Stephen Holland (University of North Carolina at Greensboro), Matthew Kotchen (Yale University), Erin Mansur (Dartmouth College), and Andrew Yates (University of North Carolina at Chapel Hill)

This paper makes two fundamental contributions at the intersection between electricity generation and climate policy. The first is estimates of marginal CO2 emissions from electricity generation in the United States using the most recently available and comprehensive dataset. The estimates vary by region, hour of the day, and year-to-year over the last decade. The second contribution is a novel and rather counterintuitive finding: marginal emissions have been increasing over the last decade (7% nationally), despite a decrease in average emissions (28% nationally). We show that underlying the divergence are two explanations.

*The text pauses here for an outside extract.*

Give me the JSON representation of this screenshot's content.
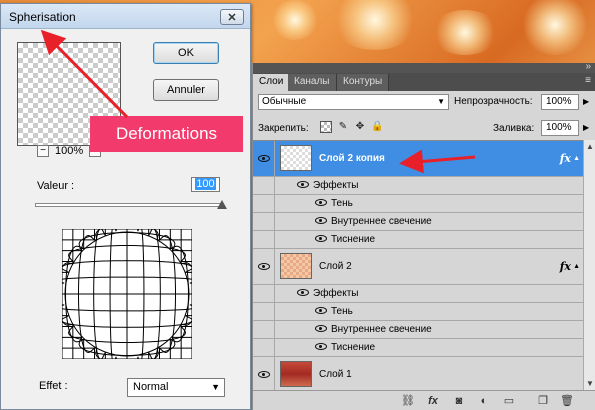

First is a shift toward greater reliance on coal to satisfy marginal electricity use, and second is a decrease in utilization rates that lower the efficiency of coal-fired units. These findings have important implications for the CO2 emissions of policies that seek to address climate change through shifts in electricity demand and the use of renewable sources of energy to displace fossil-fuel generation.